Stored dataset items
+---+
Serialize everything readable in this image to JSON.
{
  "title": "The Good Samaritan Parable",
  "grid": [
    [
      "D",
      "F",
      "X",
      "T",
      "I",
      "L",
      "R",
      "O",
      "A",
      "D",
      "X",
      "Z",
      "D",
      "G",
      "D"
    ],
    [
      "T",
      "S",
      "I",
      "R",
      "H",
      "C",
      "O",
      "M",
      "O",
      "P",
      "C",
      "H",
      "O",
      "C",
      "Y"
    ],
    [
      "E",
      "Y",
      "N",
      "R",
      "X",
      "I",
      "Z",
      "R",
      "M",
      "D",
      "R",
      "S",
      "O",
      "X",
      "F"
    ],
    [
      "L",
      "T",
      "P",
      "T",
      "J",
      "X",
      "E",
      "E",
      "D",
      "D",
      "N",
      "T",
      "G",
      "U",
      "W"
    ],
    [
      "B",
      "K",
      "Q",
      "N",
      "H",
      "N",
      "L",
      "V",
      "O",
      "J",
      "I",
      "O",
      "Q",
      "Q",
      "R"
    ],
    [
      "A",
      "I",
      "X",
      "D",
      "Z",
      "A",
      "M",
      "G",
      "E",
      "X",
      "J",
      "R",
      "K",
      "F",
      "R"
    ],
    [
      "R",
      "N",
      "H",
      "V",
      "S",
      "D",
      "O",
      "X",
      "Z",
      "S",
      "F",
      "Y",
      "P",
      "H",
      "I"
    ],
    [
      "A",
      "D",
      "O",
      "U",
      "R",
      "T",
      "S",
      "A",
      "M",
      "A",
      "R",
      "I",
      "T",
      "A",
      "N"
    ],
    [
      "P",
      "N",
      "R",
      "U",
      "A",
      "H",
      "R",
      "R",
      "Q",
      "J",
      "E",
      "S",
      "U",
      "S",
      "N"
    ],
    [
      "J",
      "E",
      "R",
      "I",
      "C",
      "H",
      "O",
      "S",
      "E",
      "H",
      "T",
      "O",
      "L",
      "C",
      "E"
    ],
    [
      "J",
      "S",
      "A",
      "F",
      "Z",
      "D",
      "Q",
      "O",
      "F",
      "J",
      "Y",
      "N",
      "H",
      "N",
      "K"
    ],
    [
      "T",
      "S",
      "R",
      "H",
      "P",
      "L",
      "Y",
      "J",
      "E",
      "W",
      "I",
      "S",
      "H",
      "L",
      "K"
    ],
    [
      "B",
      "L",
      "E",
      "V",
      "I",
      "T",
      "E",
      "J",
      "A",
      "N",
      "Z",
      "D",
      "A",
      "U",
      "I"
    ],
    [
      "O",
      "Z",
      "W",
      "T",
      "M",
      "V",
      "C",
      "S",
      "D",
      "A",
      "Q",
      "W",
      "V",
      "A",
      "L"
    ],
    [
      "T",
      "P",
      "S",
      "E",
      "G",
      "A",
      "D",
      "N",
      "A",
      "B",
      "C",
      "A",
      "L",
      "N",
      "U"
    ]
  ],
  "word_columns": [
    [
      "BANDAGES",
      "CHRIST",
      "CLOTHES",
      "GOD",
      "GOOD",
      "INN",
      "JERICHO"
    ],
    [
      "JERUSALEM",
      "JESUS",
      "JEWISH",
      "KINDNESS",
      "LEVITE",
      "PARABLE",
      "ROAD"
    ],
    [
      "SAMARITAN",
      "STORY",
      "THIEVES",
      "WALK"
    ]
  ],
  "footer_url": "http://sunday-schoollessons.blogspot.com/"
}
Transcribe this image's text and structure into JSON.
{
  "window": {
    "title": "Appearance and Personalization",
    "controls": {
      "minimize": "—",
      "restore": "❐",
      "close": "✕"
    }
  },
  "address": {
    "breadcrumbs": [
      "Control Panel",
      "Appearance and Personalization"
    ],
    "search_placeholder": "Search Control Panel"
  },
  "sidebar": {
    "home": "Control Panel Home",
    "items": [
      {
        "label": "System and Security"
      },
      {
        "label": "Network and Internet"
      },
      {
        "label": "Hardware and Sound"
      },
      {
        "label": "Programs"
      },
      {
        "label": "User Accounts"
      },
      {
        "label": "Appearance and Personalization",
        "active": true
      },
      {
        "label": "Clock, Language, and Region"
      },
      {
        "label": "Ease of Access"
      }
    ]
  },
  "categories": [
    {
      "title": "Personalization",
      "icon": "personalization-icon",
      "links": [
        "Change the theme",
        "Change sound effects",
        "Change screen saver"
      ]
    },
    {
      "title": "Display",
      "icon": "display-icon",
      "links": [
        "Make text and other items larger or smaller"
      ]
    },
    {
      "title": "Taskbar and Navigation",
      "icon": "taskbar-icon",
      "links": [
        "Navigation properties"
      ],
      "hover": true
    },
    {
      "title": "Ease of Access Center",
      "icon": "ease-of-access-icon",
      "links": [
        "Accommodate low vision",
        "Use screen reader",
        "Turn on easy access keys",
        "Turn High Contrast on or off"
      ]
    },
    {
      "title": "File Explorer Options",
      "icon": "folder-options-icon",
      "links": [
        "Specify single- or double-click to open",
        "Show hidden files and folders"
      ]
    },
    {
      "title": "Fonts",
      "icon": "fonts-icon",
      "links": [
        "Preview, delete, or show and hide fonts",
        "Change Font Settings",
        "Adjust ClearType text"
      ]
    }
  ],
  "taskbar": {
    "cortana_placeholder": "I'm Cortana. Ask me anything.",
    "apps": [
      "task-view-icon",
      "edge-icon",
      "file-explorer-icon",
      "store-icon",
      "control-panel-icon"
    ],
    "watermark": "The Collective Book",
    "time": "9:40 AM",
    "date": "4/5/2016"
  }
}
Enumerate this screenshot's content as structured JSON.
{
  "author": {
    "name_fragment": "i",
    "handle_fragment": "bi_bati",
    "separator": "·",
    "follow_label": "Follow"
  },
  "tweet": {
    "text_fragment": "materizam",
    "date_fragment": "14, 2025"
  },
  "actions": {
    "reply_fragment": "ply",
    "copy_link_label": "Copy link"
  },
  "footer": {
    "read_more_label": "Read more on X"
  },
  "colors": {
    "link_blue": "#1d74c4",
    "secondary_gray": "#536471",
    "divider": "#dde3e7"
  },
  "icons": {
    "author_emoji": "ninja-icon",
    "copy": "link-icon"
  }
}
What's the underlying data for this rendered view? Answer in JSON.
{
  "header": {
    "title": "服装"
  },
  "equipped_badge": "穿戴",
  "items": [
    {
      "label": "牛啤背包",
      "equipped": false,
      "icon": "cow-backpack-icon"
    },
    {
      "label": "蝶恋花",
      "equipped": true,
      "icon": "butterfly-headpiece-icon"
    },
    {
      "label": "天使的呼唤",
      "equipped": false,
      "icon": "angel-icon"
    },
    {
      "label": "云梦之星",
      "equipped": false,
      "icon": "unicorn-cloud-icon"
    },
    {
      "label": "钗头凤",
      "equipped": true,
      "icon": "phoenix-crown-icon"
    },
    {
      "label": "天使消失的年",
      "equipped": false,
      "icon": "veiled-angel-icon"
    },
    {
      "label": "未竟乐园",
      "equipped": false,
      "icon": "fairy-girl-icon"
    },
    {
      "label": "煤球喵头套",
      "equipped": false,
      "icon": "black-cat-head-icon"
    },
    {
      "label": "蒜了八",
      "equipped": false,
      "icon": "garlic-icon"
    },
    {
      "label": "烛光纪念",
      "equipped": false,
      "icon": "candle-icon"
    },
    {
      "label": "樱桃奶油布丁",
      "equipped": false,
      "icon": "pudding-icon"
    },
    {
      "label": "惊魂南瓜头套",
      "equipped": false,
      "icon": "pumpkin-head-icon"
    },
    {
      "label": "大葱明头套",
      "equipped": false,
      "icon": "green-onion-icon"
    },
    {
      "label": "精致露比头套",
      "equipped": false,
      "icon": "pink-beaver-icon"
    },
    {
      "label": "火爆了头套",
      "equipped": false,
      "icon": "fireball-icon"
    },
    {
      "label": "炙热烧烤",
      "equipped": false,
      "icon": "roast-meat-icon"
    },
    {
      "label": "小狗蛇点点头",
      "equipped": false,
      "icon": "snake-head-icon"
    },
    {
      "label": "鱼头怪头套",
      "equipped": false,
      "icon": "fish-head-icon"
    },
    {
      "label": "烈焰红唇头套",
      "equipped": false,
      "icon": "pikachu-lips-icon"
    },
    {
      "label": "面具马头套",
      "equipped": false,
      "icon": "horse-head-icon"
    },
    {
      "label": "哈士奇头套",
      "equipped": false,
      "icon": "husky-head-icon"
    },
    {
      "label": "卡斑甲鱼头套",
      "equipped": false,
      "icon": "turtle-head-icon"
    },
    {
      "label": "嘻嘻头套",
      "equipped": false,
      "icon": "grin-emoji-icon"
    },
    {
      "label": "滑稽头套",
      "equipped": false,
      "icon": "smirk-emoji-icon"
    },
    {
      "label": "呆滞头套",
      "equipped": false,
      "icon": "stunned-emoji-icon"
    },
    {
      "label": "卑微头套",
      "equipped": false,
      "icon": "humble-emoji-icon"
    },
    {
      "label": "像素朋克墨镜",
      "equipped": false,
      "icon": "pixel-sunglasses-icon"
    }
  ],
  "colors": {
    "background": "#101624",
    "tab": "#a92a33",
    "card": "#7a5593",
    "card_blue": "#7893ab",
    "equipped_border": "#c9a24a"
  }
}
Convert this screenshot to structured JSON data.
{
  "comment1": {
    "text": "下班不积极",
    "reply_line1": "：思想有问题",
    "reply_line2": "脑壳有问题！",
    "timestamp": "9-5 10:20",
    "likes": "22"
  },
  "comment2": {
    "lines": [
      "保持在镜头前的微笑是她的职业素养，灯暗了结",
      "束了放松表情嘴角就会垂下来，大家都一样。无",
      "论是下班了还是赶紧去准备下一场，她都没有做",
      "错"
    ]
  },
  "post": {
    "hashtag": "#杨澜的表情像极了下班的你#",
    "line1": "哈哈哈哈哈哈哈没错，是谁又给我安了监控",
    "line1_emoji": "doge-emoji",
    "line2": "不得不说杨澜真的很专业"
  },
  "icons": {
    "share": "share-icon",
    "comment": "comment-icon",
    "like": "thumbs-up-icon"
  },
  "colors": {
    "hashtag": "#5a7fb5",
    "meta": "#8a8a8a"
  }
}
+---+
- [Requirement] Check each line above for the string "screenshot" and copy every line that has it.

- [Result]
Enumerate this screenshot's content as structured JSON.
Convert this screenshot to structured JSON data.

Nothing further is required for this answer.